» **What you should do**: Locate every line below that contains the word "date" and copy it.

[Web page and app entries]
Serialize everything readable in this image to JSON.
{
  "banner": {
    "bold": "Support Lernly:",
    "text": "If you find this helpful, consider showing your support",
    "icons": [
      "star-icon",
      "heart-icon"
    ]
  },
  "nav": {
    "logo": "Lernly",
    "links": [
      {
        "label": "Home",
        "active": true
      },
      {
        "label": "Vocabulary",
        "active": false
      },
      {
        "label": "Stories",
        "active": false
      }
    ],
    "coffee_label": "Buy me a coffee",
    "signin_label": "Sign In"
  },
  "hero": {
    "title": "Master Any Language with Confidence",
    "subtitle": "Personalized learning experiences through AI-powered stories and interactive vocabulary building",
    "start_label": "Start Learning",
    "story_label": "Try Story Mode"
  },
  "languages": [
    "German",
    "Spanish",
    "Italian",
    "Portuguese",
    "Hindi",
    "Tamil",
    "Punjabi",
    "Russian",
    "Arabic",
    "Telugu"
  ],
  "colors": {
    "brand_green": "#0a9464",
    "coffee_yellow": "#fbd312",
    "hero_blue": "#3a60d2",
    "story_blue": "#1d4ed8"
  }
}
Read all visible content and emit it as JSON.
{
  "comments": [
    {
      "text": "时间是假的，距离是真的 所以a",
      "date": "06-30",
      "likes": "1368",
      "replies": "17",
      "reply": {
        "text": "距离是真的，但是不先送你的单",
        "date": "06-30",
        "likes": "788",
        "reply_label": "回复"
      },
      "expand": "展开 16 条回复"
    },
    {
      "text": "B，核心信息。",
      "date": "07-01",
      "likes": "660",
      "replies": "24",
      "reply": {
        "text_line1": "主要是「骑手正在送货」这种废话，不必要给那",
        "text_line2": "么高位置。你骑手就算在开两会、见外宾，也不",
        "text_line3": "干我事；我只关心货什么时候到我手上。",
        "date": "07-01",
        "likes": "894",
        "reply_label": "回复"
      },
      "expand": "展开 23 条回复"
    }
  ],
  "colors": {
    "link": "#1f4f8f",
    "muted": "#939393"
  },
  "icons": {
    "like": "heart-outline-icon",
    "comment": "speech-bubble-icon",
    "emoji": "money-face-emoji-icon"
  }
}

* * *

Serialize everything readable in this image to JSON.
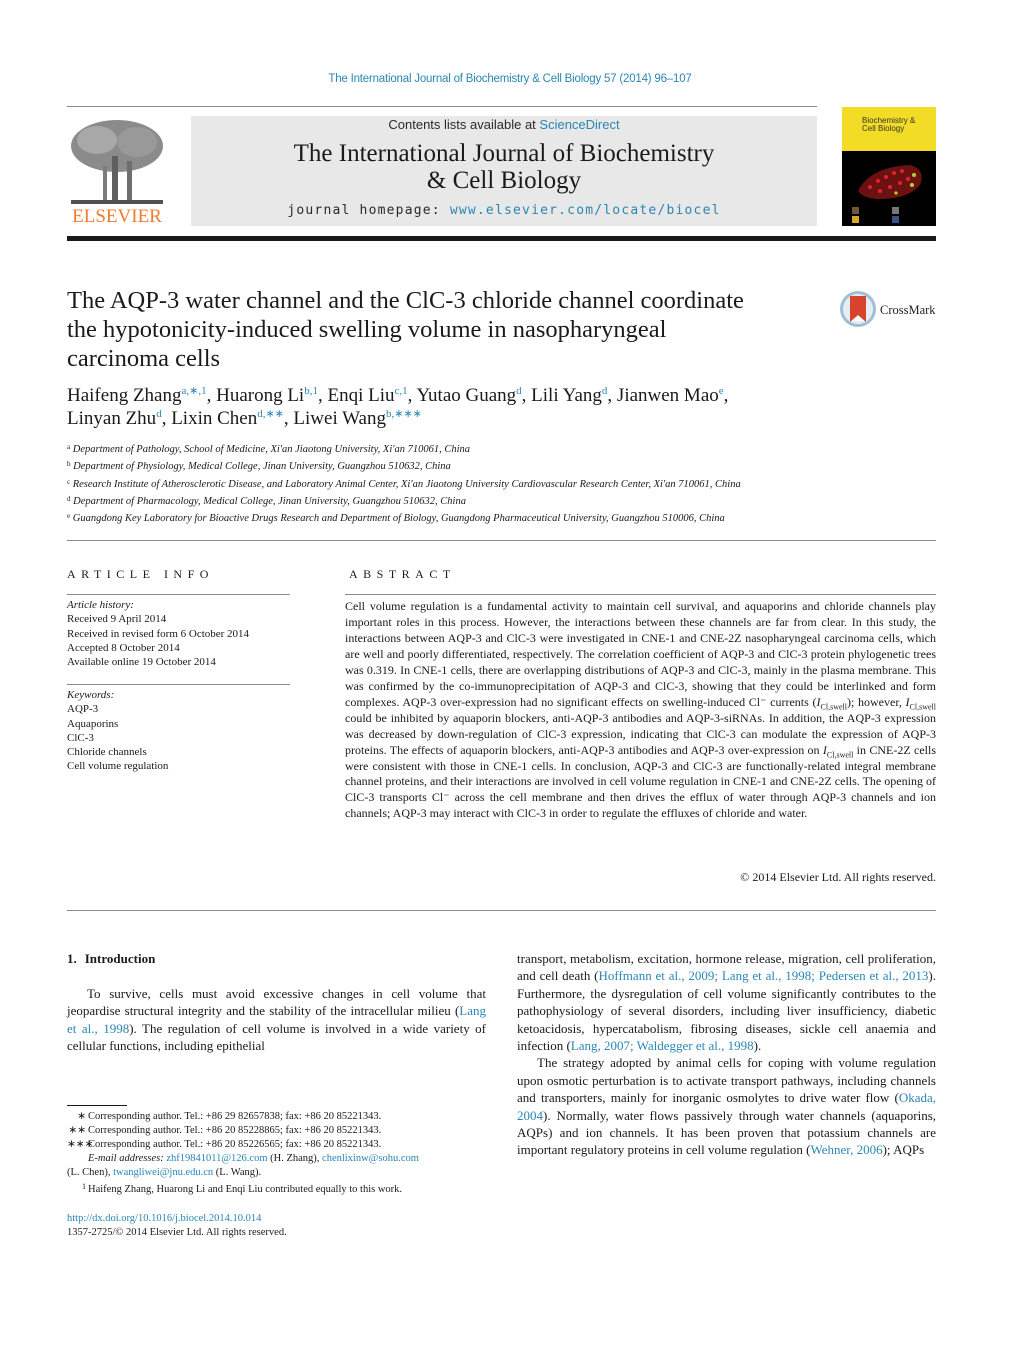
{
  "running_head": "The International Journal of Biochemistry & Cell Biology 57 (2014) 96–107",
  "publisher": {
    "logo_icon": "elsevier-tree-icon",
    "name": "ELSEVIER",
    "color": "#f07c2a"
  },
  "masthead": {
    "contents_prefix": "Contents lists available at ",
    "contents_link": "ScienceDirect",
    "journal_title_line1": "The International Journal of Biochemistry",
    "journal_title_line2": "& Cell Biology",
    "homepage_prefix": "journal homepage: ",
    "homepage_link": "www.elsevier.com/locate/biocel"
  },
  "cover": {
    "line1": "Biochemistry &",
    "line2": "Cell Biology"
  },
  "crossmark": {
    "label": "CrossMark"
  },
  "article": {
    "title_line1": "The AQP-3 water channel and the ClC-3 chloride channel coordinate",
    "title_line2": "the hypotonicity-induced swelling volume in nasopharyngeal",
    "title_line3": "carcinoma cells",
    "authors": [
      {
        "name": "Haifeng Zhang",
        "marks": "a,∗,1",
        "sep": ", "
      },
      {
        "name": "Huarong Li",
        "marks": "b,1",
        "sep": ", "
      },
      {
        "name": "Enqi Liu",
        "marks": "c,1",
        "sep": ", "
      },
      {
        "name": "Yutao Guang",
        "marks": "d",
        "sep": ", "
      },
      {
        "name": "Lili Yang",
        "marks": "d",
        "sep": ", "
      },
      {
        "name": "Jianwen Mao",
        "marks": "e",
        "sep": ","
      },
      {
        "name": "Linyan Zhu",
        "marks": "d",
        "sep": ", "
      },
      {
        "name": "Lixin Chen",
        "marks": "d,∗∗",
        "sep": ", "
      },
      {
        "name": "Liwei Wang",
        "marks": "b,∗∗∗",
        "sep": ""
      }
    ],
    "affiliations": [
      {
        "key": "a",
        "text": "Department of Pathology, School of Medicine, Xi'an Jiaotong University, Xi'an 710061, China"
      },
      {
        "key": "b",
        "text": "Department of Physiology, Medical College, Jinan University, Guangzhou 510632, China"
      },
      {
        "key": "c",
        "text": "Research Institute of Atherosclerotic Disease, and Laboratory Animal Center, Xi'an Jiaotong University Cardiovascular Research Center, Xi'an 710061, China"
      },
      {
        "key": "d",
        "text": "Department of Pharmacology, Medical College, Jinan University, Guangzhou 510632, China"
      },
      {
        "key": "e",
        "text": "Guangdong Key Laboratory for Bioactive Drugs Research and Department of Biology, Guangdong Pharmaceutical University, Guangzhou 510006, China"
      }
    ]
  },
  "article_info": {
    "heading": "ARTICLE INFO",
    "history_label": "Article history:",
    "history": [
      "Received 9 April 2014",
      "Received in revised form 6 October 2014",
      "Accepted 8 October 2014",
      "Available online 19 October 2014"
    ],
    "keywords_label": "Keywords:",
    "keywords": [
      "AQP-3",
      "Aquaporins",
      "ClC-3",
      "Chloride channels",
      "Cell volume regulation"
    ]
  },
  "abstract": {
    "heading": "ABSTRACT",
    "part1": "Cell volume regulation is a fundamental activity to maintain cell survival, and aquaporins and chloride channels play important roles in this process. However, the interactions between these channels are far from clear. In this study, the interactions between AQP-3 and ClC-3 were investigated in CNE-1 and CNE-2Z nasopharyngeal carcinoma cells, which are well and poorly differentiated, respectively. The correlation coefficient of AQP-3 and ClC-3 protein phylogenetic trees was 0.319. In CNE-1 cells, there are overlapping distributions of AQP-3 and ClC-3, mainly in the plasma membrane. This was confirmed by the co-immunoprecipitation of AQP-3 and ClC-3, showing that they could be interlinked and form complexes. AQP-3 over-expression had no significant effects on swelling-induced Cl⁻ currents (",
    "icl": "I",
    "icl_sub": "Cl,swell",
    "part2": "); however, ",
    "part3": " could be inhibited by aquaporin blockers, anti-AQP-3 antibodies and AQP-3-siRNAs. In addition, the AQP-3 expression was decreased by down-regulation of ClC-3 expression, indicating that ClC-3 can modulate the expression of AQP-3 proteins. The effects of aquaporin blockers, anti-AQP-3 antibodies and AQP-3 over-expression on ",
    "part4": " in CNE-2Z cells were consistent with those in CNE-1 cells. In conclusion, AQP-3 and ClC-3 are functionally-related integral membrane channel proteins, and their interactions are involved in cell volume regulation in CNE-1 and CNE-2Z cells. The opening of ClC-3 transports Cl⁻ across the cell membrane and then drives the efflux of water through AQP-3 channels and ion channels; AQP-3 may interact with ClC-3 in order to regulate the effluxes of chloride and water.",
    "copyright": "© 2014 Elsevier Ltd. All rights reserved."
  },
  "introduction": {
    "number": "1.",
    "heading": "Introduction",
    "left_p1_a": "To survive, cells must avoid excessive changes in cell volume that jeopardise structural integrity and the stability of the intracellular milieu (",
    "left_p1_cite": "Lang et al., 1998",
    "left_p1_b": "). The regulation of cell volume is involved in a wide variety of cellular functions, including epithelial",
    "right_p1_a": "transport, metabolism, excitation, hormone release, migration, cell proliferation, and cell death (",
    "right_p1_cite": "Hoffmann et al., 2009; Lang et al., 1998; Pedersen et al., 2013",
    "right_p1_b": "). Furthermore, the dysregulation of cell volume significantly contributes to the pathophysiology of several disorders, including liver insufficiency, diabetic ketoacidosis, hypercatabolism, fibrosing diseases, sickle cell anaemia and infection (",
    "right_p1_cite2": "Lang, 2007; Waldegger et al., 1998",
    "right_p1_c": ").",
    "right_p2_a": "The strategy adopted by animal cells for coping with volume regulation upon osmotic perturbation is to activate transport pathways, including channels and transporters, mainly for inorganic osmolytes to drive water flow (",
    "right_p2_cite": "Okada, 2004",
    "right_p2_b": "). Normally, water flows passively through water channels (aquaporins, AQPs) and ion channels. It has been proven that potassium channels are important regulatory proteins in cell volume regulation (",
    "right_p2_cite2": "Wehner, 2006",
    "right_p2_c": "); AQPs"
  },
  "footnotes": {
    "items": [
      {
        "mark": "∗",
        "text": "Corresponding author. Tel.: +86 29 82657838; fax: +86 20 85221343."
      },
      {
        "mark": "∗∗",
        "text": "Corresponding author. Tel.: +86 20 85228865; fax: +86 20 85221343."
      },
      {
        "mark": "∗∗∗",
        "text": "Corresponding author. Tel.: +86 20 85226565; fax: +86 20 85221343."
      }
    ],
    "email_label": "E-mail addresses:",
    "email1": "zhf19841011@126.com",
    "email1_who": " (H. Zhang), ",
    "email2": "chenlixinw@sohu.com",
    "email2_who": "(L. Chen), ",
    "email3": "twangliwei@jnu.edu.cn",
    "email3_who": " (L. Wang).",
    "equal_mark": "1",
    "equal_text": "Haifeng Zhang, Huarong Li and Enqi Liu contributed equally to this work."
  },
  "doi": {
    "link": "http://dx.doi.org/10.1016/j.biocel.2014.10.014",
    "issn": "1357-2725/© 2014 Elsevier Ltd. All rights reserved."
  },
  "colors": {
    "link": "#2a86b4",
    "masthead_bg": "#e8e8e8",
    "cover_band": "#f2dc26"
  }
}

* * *

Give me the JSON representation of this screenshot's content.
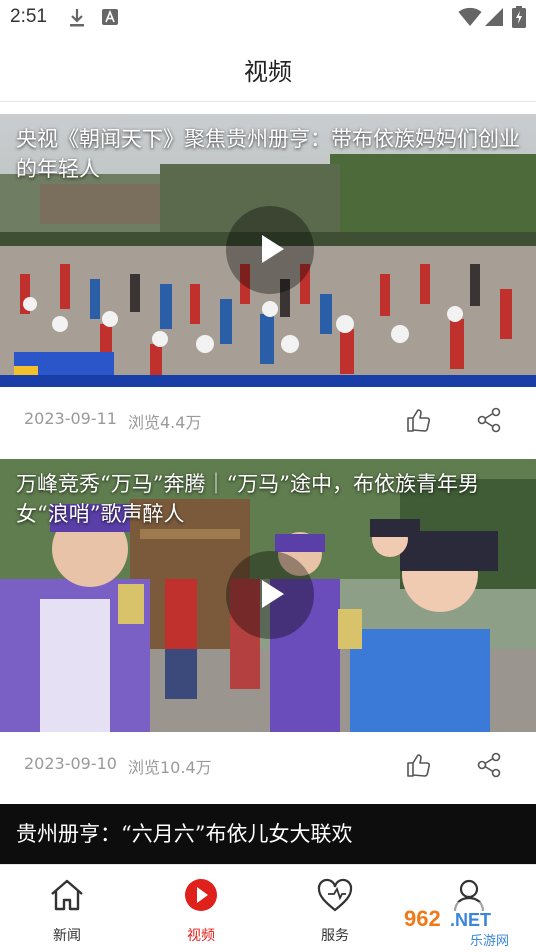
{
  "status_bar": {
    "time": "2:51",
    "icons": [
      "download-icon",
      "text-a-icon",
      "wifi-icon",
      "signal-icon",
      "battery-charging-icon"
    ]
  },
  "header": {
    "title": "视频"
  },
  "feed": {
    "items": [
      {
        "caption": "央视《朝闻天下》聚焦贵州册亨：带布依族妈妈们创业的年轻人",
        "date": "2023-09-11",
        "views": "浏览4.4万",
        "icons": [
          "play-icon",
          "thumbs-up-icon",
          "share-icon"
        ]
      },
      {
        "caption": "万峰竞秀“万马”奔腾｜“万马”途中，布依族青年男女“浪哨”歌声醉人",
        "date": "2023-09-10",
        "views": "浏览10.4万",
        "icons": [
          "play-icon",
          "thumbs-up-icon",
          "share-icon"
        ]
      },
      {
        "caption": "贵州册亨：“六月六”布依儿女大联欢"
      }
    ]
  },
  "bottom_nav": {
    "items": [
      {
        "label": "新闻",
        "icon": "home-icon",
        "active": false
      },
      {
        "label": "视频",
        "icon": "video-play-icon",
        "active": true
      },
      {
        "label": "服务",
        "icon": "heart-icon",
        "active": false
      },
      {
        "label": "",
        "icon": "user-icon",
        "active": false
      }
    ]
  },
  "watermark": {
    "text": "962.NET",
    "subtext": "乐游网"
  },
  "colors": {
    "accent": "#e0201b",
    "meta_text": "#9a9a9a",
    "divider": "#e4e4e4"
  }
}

» **Problem solution**:
      "date": "06-30",
        "date": "06-30",
      "date": "07-01",
        "date": "07-01",
        "date": "2023-09-11",
        "date": "2023-09-10",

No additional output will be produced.